What Is a Transfer Price?
Transfer price is the price at which divisions of a company transact with each other, such as the trade of supplies or labor between departments. Transfer prices are used when individual entities of a larger multi-entity firm are treated and measured as separately run entities. A transfer price can also be known as a transfer cost.
Understanding Transfer Price
A transfer price arises for accounting purposes when different divisions of a multi-entity company are in charge of their own profits. When divisions are required to transact with each other, a transfer price is used to determine costs. Transfer prices generally do not differ much from the market price. If the price does differ, then one of the entities is at a disadvantage and would ultimately start buying from the market to get a better price.
Regulations on transfer pricing ensure the fairness and accuracy of transfer pricing among related entities. Regulations enforce an arm’s length transaction rule that states that companies must establish pricing based on similar transactions done between unrelated parties.

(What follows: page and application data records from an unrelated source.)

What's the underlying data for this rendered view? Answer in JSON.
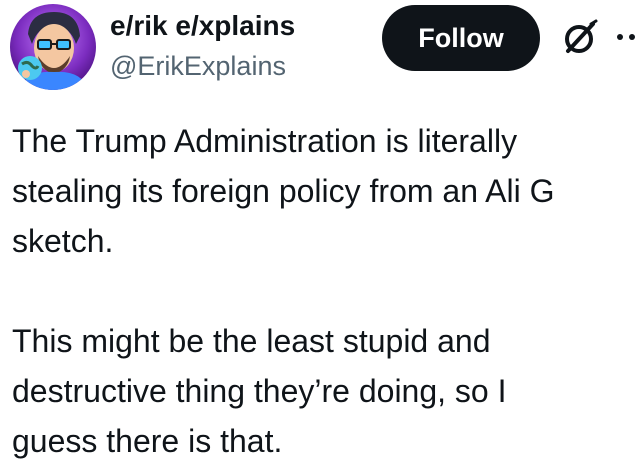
{
  "author": {
    "display_name": "e/rik e/xplains",
    "handle": "@ErikExplains"
  },
  "actions": {
    "follow_label": "Follow"
  },
  "icons": {
    "grok": "grok-icon",
    "more": "more-options-icon"
  },
  "tweet": {
    "text": "The Trump Administration is literally\nstealing its foreign policy from an Ali G\nsketch.\n\nThis might be the least stupid and\ndestructive thing they’re doing, so I\nguess there is that."
  }
}
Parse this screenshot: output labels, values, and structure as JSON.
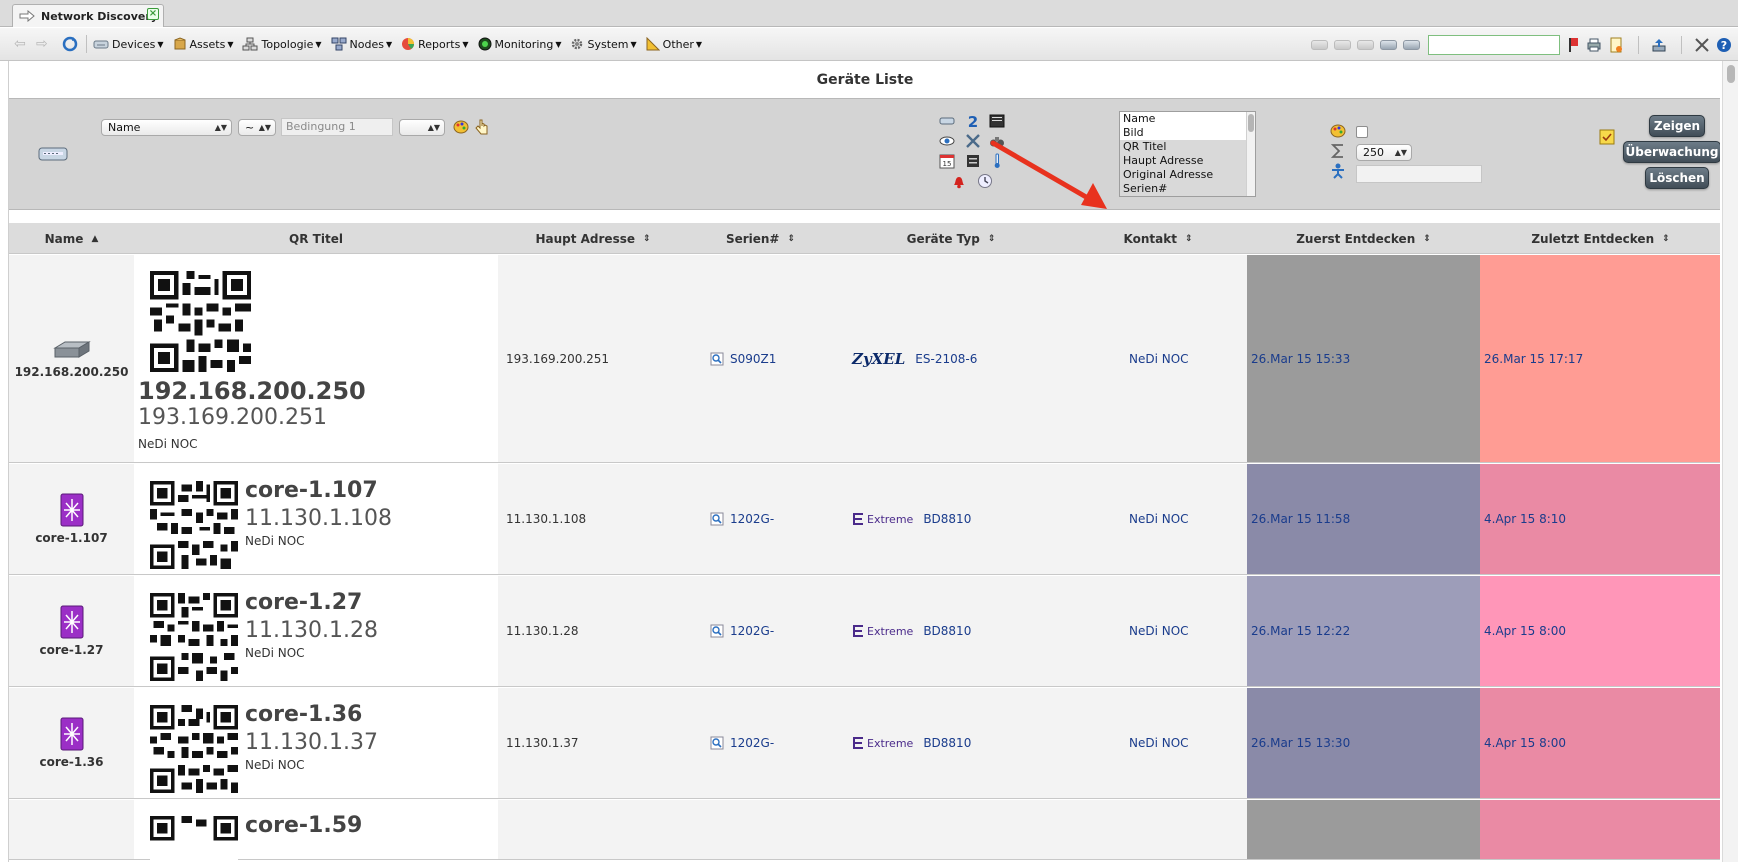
{
  "tab": {
    "title": "Network Discovery"
  },
  "toolbar": {
    "menus": [
      "Devices",
      "Assets",
      "Topologie",
      "Nodes",
      "Reports",
      "Monitoring",
      "System",
      "Other"
    ],
    "search_value": ""
  },
  "page": {
    "title": "Geräte Liste"
  },
  "filter": {
    "field": "Name",
    "operator": "~",
    "condition_placeholder": "Bedingung 1",
    "logic": "",
    "columns": [
      "Name",
      "Bild",
      "QR Titel",
      "Haupt Adresse",
      "Original Adresse",
      "Serien#"
    ],
    "selected_columns": [
      "QR Titel",
      "Haupt Adresse",
      "Original Adresse",
      "Serien#"
    ],
    "limit": "250",
    "search_value": "",
    "buttons": {
      "show": "Zeigen",
      "monitor": "Überwachung",
      "delete": "Löschen"
    }
  },
  "table": {
    "headers": [
      "Name",
      "QR Titel",
      "Haupt Adresse",
      "Serien#",
      "Geräte Typ",
      "Kontakt",
      "Zuerst Entdecken",
      "Zuletzt Entdecken"
    ],
    "rows": [
      {
        "name": "192.168.200.250",
        "qr_title": "192.168.200.250",
        "qr_addr": "193.169.200.251",
        "qr_contact": "NeDi NOC",
        "address": "193.169.200.251",
        "serial": "S090Z1",
        "vendor": "ZyXEL",
        "type": "ES-2108-6",
        "contact": "NeDi NOC",
        "first": "26.Mar 15 15:33",
        "last": "26.Mar 15 17:17",
        "first_color": "#9b9b9b",
        "last_color": "#ff9c94"
      },
      {
        "name": "core-1.107",
        "qr_title": "core-1.107",
        "qr_addr": "11.130.1.108",
        "qr_contact": "NeDi NOC",
        "address": "11.130.1.108",
        "serial": "1202G-",
        "vendor": "Extreme",
        "type": "BD8810",
        "contact": "NeDi NOC",
        "first": "26.Mar 15 11:58",
        "last": "4.Apr 15 8:10",
        "first_color": "#8a8aa8",
        "last_color": "#ea8aa4"
      },
      {
        "name": "core-1.27",
        "qr_title": "core-1.27",
        "qr_addr": "11.130.1.28",
        "qr_contact": "NeDi NOC",
        "address": "11.130.1.28",
        "serial": "1202G-",
        "vendor": "Extreme",
        "type": "BD8810",
        "contact": "NeDi NOC",
        "first": "26.Mar 15 12:22",
        "last": "4.Apr 15 8:00",
        "first_color": "#9d9db9",
        "last_color": "#ff96b8"
      },
      {
        "name": "core-1.36",
        "qr_title": "core-1.36",
        "qr_addr": "11.130.1.37",
        "qr_contact": "NeDi NOC",
        "address": "11.130.1.37",
        "serial": "1202G-",
        "vendor": "Extreme",
        "type": "BD8810",
        "contact": "NeDi NOC",
        "first": "26.Mar 15 13:30",
        "last": "4.Apr 15 8:00",
        "first_color": "#8a8aa8",
        "last_color": "#ea8aa4"
      },
      {
        "name": "",
        "qr_title": "core-1.59",
        "qr_addr": "",
        "qr_contact": "",
        "address": "",
        "serial": "",
        "vendor": "",
        "type": "",
        "contact": "",
        "first": "",
        "last": "",
        "first_color": "#9b9b9b",
        "last_color": "#ea8aa4"
      }
    ]
  },
  "colors": {
    "button_dark": "#414d57",
    "link": "#1a3c8c",
    "panel": "#d4d4d4",
    "arrow": "#e8321e"
  }
}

Transfer Pricing Documentation
Transfer pricing is closely monitored within a company’s financial reporting and requires strict documentation that is included in financial reporting documents for auditors and regulators. This documentation is closely scrutinized. If inappropriately documented, it can lead to added expenses for the company in the form of added taxation or restatement fees. These prices are closely checked for accuracy to ensure that profits are booked appropriately within arm's length pricing methods and associated taxes are paid accordingly.

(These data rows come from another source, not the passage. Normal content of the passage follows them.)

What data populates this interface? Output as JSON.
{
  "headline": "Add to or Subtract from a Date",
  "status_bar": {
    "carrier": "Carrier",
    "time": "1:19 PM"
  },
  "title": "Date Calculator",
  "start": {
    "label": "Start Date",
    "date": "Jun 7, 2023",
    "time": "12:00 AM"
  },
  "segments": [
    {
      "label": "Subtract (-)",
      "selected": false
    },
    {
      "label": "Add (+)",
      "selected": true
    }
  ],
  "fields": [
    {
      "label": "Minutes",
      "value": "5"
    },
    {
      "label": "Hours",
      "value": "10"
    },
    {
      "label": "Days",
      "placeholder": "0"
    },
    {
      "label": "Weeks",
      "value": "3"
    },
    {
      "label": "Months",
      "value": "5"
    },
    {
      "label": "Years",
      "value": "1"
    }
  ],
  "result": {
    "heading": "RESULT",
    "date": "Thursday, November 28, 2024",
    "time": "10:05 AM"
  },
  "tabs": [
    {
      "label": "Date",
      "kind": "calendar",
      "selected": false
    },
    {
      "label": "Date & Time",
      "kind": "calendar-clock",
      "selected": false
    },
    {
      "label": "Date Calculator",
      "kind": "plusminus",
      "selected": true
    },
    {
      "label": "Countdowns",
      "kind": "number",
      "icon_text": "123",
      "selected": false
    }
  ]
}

Transfer prices are most often used when companies sell goods to divisions in other international jurisdictions. This type of transfer pricing is common, and a large part of intentional commerce is actually done within companies as opposed to between unrelated companies.
Transfer Pricing Taxes

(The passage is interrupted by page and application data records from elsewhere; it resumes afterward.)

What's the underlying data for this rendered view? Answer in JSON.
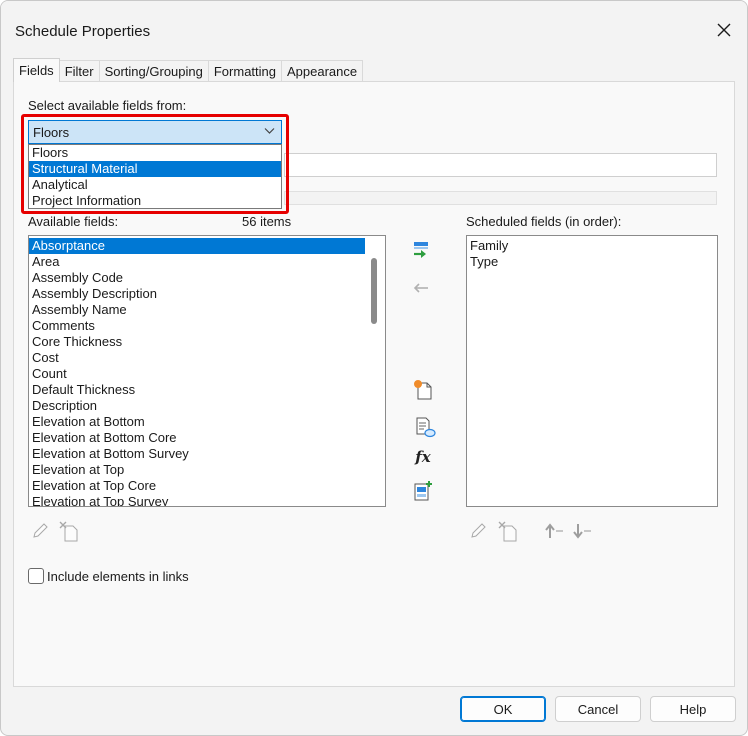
{
  "window": {
    "title": "Schedule Properties"
  },
  "tabs": [
    {
      "label": "Fields",
      "active": true
    },
    {
      "label": "Filter",
      "active": false
    },
    {
      "label": "Sorting/Grouping",
      "active": false
    },
    {
      "label": "Formatting",
      "active": false
    },
    {
      "label": "Appearance",
      "active": false
    }
  ],
  "select_from": {
    "label": "Select available fields from:",
    "selected": "Floors",
    "options": [
      "Floors",
      "Structural Material",
      "Analytical",
      "Project Information"
    ],
    "highlighted_option": "Structural Material"
  },
  "available": {
    "label": "Available fields:",
    "count_text": "56 items",
    "items": [
      "Absorptance",
      "Area",
      "Assembly Code",
      "Assembly Description",
      "Assembly Name",
      "Comments",
      "Core Thickness",
      "Cost",
      "Count",
      "Default Thickness",
      "Description",
      "Elevation at Bottom",
      "Elevation at Bottom Core",
      "Elevation at Bottom Survey",
      "Elevation at Top",
      "Elevation at Top Core",
      "Elevation at Top Survey"
    ],
    "selected": "Absorptance"
  },
  "scheduled": {
    "label": "Scheduled fields (in order):",
    "items": [
      "Family",
      "Type"
    ]
  },
  "icons": {
    "add": "add-field-icon",
    "remove": "remove-field-icon",
    "new_parameter": "new-parameter-icon",
    "calculated": "calculated-value-icon",
    "formula": "fx-icon",
    "combine": "combine-parameters-icon",
    "edit": "edit-pencil-icon",
    "delete": "delete-parameter-icon",
    "move_up": "move-up-icon",
    "move_down": "move-down-icon"
  },
  "formula_glyph": "fx",
  "include_links": {
    "label": "Include elements in links",
    "checked": false
  },
  "buttons": {
    "ok": "OK",
    "cancel": "Cancel",
    "help": "Help"
  },
  "colors": {
    "accent": "#0078d4",
    "highlight_border": "#e60000",
    "selection_bg": "#0078d4"
  }
}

Transfer pricing can also refer to regulations that governments and tax authorities use for regulating intercompany transfers. Intercompany transfers done internationally have tax advantages, which has led regulatory authorities to frown upon using transfer pricing for tax avoidance. When transfer pricing occurs, companies can book profits of goods and services in a different country that may have a lower tax rate. In some cases, the transfer of goods and services from one country to another within an interrelated company transaction can allow a company to avoid tariffs on goods and services exchanged internationally. The international tax laws are regulated by the Organisation for Economic Cooperation and Development (OECD), and auditing firms within each international location audit financial statements accordingly.
Example of Transfer Pricing
To better understand the concept of transfer pricing, consider a U.S.-based technology company that offers a unique and patented cloud computing service and to clients across the globe. It has an overseas office in the low-tax Cayman Islands. A client in the Bahamas accesses the company’s cloud service from his office in the Bahamas and is being served by Cayman Islands-based cloud servers. Should this activity, and its associated economic value, be accounted for in Bahamas (client location), or in Cayman Islands (serving location), or in the U.S. (company headquarters)?
Much of the actual value in global activity lies in the intellectual property (IP) that makes the service possible. Since a lot of ambiguity continues to exist around where and how much to account for such IP value, companies attempt to shift a major part of such economic activity to low-cost destinations to save on taxes. This practice continues to be a major point of discord between the various multinational companies and the tax authorities like the Internal Revenue Service (IRS).